Tomline died on 14 Nov. 1827 at Kingston Hall, Wimborne, the house of his friend Henry Bankes. He was buried in Winchester Cathedral, near the western end of the south aisle. He married in 1784 Elizabeth, eldest daughter and coheir of Thomas Maltby of Germans, Buckinghamshire, a woman of considerable ability and character, who was informed and consulted by her husband on all important political matters in which he was engaged. By her the bishop had three sons: William Edward Tomline, M.P. for Truro; George Thomas Pretyman, chancellor of Lincoln and prebendary of Winchester; and Richard Pretyman, precentor of Lincoln. There is a portrait of Tomline, by J. Jackson, now in the possession of Captain Pretyman at Riby Hall, Lincolnshire; an engraving of this by H. Meyer appears in the ‘Gentleman's Magazine’ and as a frontispiece to Cassan's ‘Bishops of Winchester.’
Tomline's political views are fairly defined by one of his biographers, who described him ‘as a supporter of the prerogative and an uncompromising friend to the existing order of things’ (Cassan, Lives of Bishops of Winchester). His judgment and prudence were fully recognised by Pitt, who admitted him to his confidence more unreservedly than any other friend.

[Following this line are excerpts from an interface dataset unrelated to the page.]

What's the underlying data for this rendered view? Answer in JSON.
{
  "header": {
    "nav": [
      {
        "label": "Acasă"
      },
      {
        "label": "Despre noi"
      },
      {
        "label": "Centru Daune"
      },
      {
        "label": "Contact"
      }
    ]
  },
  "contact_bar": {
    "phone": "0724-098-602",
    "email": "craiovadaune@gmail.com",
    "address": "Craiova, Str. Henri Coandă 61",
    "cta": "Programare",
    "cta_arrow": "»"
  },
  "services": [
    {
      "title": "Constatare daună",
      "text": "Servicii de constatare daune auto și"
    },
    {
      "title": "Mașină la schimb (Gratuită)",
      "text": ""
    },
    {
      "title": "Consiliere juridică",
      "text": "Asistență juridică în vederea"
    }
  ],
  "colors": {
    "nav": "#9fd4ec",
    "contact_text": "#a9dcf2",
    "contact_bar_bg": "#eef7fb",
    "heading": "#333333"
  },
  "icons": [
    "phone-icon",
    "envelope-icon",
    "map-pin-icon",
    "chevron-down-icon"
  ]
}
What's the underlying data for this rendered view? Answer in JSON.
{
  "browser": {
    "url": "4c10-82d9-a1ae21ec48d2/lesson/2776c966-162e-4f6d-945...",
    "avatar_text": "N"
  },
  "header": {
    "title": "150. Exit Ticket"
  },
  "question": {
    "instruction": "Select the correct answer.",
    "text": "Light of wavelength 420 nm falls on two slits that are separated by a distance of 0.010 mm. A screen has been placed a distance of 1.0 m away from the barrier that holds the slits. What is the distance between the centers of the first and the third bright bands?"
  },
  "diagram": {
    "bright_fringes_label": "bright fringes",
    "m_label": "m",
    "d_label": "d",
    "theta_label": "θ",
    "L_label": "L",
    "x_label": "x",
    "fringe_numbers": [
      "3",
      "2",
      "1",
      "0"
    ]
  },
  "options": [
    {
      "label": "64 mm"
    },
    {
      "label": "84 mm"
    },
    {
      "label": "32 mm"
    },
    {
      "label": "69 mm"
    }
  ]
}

[Gent. Mag. 1828, i. 202 (with portrait); Cassan's Lives of the Bishops of Winchester; Lord Malmesbury's Diaries; Stanhope's Life of Pitt; Pellew's Life of Lord Sidmouth; Pitt Papers and private papers at Orwell Park, to which access was kindly given the writer of this article by Captain Pretyman.]